● What is expected: All of the lines below should be printed again exactly as they are.

Dataset rows for apps and sites:
:::::

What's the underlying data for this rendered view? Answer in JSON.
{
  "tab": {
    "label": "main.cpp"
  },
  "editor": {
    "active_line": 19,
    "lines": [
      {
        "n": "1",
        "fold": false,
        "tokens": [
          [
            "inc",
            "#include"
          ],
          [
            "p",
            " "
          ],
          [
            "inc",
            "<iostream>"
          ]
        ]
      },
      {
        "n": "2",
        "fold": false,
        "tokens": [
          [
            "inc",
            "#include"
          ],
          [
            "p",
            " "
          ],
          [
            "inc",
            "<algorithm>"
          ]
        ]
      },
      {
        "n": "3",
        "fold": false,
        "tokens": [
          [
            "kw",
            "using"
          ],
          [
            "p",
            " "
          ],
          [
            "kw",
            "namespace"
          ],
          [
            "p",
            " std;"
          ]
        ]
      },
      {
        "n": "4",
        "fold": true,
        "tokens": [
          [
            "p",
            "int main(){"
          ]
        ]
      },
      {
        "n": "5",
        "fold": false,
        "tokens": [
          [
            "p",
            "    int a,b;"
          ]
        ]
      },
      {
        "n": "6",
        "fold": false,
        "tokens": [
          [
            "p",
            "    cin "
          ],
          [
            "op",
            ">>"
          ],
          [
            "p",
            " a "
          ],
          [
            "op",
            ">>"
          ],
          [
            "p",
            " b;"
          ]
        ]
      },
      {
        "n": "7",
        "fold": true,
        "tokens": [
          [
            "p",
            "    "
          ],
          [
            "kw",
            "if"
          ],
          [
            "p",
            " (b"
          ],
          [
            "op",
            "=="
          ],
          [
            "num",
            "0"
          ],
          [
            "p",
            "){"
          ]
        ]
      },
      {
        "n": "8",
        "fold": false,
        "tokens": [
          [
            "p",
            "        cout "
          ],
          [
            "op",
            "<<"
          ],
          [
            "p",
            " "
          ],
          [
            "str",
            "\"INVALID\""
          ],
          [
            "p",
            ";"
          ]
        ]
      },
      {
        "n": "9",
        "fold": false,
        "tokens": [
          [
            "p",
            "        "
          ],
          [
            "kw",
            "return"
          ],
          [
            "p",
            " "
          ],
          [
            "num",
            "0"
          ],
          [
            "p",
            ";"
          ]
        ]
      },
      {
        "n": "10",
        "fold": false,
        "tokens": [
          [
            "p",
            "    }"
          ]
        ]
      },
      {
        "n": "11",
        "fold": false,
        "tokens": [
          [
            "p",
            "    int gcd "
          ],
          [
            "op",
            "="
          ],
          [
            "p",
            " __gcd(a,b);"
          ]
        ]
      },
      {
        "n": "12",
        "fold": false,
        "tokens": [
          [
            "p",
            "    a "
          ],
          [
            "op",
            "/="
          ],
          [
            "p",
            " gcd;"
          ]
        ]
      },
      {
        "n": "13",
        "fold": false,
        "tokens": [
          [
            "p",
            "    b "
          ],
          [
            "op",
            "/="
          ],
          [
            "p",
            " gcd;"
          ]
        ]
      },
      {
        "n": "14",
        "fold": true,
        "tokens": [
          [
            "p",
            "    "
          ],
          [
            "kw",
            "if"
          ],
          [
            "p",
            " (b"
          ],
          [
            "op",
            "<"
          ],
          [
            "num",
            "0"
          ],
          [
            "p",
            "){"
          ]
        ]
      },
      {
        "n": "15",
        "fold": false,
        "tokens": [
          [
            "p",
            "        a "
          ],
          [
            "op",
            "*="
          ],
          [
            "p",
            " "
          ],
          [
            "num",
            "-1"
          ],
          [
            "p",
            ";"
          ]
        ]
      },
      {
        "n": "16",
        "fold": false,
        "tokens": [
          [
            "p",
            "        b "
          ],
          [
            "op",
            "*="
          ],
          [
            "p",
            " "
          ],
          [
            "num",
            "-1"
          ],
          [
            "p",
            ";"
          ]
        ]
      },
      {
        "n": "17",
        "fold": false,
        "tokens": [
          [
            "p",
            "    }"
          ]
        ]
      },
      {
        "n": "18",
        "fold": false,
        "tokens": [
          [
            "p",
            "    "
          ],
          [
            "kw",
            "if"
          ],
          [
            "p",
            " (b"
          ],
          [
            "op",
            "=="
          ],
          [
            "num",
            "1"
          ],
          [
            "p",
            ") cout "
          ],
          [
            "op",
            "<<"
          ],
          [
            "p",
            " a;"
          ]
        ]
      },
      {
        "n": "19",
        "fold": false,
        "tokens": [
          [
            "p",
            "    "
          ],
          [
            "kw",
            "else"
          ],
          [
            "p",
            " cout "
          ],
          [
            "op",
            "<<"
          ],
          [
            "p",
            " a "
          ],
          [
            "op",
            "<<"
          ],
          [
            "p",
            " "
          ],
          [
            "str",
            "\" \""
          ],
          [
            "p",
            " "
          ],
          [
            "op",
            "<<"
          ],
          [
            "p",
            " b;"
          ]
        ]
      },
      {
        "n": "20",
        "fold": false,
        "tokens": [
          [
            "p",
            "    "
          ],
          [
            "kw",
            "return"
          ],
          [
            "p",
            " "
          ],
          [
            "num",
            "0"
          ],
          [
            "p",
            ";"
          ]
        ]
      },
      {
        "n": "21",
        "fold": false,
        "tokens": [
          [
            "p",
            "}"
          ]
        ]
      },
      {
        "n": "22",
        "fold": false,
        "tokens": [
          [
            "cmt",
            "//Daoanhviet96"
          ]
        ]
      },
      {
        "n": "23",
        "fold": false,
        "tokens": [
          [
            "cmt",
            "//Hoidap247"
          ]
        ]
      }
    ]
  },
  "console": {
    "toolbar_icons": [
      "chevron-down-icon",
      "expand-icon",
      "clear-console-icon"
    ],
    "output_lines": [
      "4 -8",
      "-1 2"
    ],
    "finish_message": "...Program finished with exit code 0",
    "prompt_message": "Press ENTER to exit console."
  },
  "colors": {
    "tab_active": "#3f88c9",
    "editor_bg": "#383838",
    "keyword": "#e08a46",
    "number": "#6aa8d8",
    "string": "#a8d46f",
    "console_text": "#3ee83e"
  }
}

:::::

● Exercise answer:
What's the underlying data for this rendered view? Answer in JSON.
{
  "tab": {
    "label": "main.cpp"
  },
  "editor": {
    "active_line": 19,
    "lines": [
      {
        "n": "1",
        "fold": false,
        "tokens": [
          [
            "inc",
            "#include"
          ],
          [
            "p",
            " "
          ],
          [
            "inc",
            "<iostream>"
          ]
        ]
      },
      {
        "n": "2",
        "fold": false,
        "tokens": [
          [
            "inc",
            "#include"
          ],
          [
            "p",
            " "
          ],
          [
            "inc",
            "<algorithm>"
          ]
        ]
      },
      {
        "n": "3",
        "fold": false,
        "tokens": [
          [
            "kw",
            "using"
          ],
          [
            "p",
            " "
          ],
          [
            "kw",
            "namespace"
          ],
          [
            "p",
            " std;"
          ]
        ]
      },
      {
        "n": "4",
        "fold": true,
        "tokens": [
          [
            "p",
            "int main(){"
          ]
        ]
      },
      {
        "n": "5",
        "fold": false,
        "tokens": [
          [
            "p",
            "    int a,b;"
          ]
        ]
      },
      {
        "n": "6",
        "fold": false,
        "tokens": [
          [
            "p",
            "    cin "
          ],
          [
            "op",
            ">>"
          ],
          [
            "p",
            " a "
          ],
          [
            "op",
            ">>"
          ],
          [
            "p",
            " b;"
          ]
        ]
      },
      {
        "n": "7",
        "fold": true,
        "tokens": [
          [
            "p",
            "    "
          ],
          [
            "kw",
            "if"
          ],
          [
            "p",
            " (b"
          ],
          [
            "op",
            "=="
          ],
          [
            "num",
            "0"
          ],
          [
            "p",
            "){"
          ]
        ]
      },
      {
        "n": "8",
        "fold": false,
        "tokens": [
          [
            "p",
            "        cout "
          ],
          [
            "op",
            "<<"
          ],
          [
            "p",
            " "
          ],
          [
            "str",
            "\"INVALID\""
          ],
          [
            "p",
            ";"
          ]
        ]
      },
      {
        "n": "9",
        "fold": false,
        "tokens": [
          [
            "p",
            "        "
          ],
          [
            "kw",
            "return"
          ],
          [
            "p",
            " "
          ],
          [
            "num",
            "0"
          ],
          [
            "p",
            ";"
          ]
        ]
      },
      {
        "n": "10",
        "fold": false,
        "tokens": [
          [
            "p",
            "    }"
          ]
        ]
      },
      {
        "n": "11",
        "fold": false,
        "tokens": [
          [
            "p",
            "    int gcd "
          ],
          [
            "op",
            "="
          ],
          [
            "p",
            " __gcd(a,b);"
          ]
        ]
      },
      {
        "n": "12",
        "fold": false,
        "tokens": [
          [
            "p",
            "    a "
          ],
          [
            "op",
            "/="
          ],
          [
            "p",
            " gcd;"
          ]
        ]
      },
      {
        "n": "13",
        "fold": false,
        "tokens": [
          [
            "p",
            "    b "
          ],
          [
            "op",
            "/="
          ],
          [
            "p",
            " gcd;"
          ]
        ]
      },
      {
        "n": "14",
        "fold": true,
        "tokens": [
          [
            "p",
            "    "
          ],
          [
            "kw",
            "if"
          ],
          [
            "p",
            " (b"
          ],
          [
            "op",
            "<"
          ],
          [
            "num",
            "0"
          ],
          [
            "p",
            "){"
          ]
        ]
      },
      {
        "n": "15",
        "fold": false,
        "tokens": [
          [
            "p",
            "        a "
          ],
          [
            "op",
            "*="
          ],
          [
            "p",
            " "
          ],
          [
            "num",
            "-1"
          ],
          [
            "p",
            ";"
          ]
        ]
      },
      {
        "n": "16",
        "fold": false,
        "tokens": [
          [
            "p",
            "        b "
          ],
          [
            "op",
            "*="
          ],
          [
            "p",
            " "
          ],
          [
            "num",
            "-1"
          ],
          [
            "p",
            ";"
          ]
        ]
      },
      {
        "n": "17",
        "fold": false,
        "tokens": [
          [
            "p",
            "    }"
          ]
        ]
      },
      {
        "n": "18",
        "fold": false,
        "tokens": [
          [
            "p",
            "    "
          ],
          [
            "kw",
            "if"
          ],
          [
            "p",
            " (b"
          ],
          [
            "op",
            "=="
          ],
          [
            "num",
            "1"
          ],
          [
            "p",
            ") cout "
          ],
          [
            "op",
            "<<"
          ],
          [
            "p",
            " a;"
          ]
        ]
      },
      {
        "n": "19",
        "fold": false,
        "tokens": [
          [
            "p",
            "    "
          ],
          [
            "kw",
            "else"
          ],
          [
            "p",
            " cout "
          ],
          [
            "op",
            "<<"
          ],
          [
            "p",
            " a "
          ],
          [
            "op",
            "<<"
          ],
          [
            "p",
            " "
          ],
          [
            "str",
            "\" \""
          ],
          [
            "p",
            " "
          ],
          [
            "op",
            "<<"
          ],
          [
            "p",
            " b;"
          ]
        ]
      },
      {
        "n": "20",
        "fold": false,
        "tokens": [
          [
            "p",
            "    "
          ],
          [
            "kw",
            "return"
          ],
          [
            "p",
            " "
          ],
          [
            "num",
            "0"
          ],
          [
            "p",
            ";"
          ]
        ]
      },
      {
        "n": "21",
        "fold": false,
        "tokens": [
          [
            "p",
            "}"
          ]
        ]
      },
      {
        "n": "22",
        "fold": false,
        "tokens": [
          [
            "cmt",
            "//Daoanhviet96"
          ]
        ]
      },
      {
        "n": "23",
        "fold": false,
        "tokens": [
          [
            "cmt",
            "//Hoidap247"
          ]
        ]
      }
    ]
  },
  "console": {
    "toolbar_icons": [
      "chevron-down-icon",
      "expand-icon",
      "clear-console-icon"
    ],
    "output_lines": [
      "4 -8",
      "-1 2"
    ],
    "finish_message": "...Program finished with exit code 0",
    "prompt_message": "Press ENTER to exit console."
  },
  "colors": {
    "tab_active": "#3f88c9",
    "editor_bg": "#383838",
    "keyword": "#e08a46",
    "number": "#6aa8d8",
    "string": "#a8d46f",
    "console_text": "#3ee83e"
  }
}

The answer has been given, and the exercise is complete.